A load balancer can be a device or software application that distributes network traffic(user requests) across multiple servers or resources so that no single server or resource is overburdened with heavy traffic. For instance, if a machine is not working as expected then the load balancer can direct the traffic to another machine, thereby reducing the chances of system downtime. So, it is one of the crucial components of a system design.
How does Load Balancer work?
- A load balancer resides between the client and the server. When a client requests a resource, such as a webpage, the request is sent to the load balancer.
- The load balancer estimates the best-suited server for a request based on predefined rules such as server capacity, response time, location, current server load, or server health.
- Once a server is selected, the load balancer forwards the request to that server. It processes the request and sends the response back to the load balancer.
- The load balancer then sends the response back to the client.
- If the load balancer detects that a server is not responding or is down(by performing certain health checks), it automatically redirects the traffic to a healthy server.
The load balancing technique is commonly used where traffic can fluctuate rapidly and unpredictably. By using load balancers, a system can scale horizontally by adding more resources as needed to handle increased traffic, rather than relying on a single server to handle all traffic.
Load balancing helps to increase the availability and scalability of a system by distributing the load evenly across multiple resources.
To sum up, the network load balancer’s crucial functions are
- Distributes the traffic evenly across the nodes of a cluster
- Ensures high availability and reliability by sending requests to the server which are online(i.e, functioning well)
- Provides flexibility to add additional machines by scaling a system horizontally.
Why different Algorithms are used in a load balancer?
Load Balancing algorithms help in the
1. Even distribution of workload
2. Fault tolerance – Detects and redirects traffic to a healthier server.
3. Scalability – Algorithms are designed to handle large traffic and scale up or down based on demand.
4. Customisation – Different load-balancing algorithms are designed to optimize different aspects of a system, such as throughput, response time, or fairness.
Load Balancing Algorithms
- Round Robin
In this algorithm, requests are distributed equally to a group of servers in a cyclic manner. Each server receives an equal number of requests, one at a time.
Round Robin is simple and easy to implement, and it works well for applications with a relatively uniform workload and server capacity.
- Least Connections
Requests are directed to the server possessing the least number of active connections. It helps in distributing traffic evenly and avoids overloading a single machine.

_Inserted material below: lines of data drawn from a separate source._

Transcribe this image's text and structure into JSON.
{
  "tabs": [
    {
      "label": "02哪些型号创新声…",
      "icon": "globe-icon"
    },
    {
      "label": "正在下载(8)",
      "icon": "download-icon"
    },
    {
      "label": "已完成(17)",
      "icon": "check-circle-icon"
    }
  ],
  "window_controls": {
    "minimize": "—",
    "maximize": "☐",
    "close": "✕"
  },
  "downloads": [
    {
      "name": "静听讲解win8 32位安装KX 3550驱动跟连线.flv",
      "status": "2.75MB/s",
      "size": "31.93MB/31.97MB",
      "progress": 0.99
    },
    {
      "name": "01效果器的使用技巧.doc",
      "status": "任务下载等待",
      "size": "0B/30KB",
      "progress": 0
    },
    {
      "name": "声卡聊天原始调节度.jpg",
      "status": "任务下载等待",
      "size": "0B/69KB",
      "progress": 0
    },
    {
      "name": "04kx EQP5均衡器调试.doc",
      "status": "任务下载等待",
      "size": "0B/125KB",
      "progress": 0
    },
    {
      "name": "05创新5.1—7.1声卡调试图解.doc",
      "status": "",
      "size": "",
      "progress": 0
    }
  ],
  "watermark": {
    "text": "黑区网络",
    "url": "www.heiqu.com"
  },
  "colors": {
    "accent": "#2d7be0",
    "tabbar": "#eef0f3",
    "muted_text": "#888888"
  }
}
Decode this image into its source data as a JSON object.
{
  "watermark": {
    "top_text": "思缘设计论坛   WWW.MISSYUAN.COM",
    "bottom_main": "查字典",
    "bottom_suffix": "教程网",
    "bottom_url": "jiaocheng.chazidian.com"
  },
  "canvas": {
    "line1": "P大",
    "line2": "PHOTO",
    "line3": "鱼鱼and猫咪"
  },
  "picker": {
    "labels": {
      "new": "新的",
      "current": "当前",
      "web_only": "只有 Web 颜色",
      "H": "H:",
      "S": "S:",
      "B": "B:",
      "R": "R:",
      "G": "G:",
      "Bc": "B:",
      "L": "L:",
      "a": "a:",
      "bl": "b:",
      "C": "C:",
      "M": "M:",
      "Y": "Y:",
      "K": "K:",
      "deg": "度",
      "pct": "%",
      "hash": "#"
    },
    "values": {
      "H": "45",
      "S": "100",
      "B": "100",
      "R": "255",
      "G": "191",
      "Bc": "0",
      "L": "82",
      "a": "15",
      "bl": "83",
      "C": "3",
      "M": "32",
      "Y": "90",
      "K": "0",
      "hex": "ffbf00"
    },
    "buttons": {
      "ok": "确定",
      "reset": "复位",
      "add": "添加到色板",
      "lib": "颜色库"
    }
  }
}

Least Connections is suitable for applications with long-lived connections, as it ensures that new connections are routed to the least loaded server.
- Least Time
It directs the request to a server having a minimum average response time. It improves overall performance and reduces latency.
This algorithm can be implemented in real-time applications, and system requiring high availability and faster response time.
- IP Hash
A hash value is calculated ( using some function f(IPAddress) -> returns a value, i.e, server number ) and as per the value, the request is directed to some particular server.
This can be useful in scenarios where clients need to maintain a persistent connection, as it ensures that all requests from the same client are routed to the same server.
- Weighted Round Robin
This algorithm is similar to Round Robin, but it assigns a weight to each server based on its processing power or other criteria. This allows more traffic to be sent to more powerful servers.
A request is randomly assigned to a server. It is generally implemented in cases when all the resources (servers) have the same computational power.
A random algorithm is useful for applications with a high degree of randomness in their workload or for scenarios where a simple load-balancing algorithm is needed.
How to decide on which load-balancing algorithm to use?
The choice of load balancing depends on specific needs and system requirements. You need to carefully consider tradeoffs between algorithms and if possible test them in a real environment and select the best-suited one.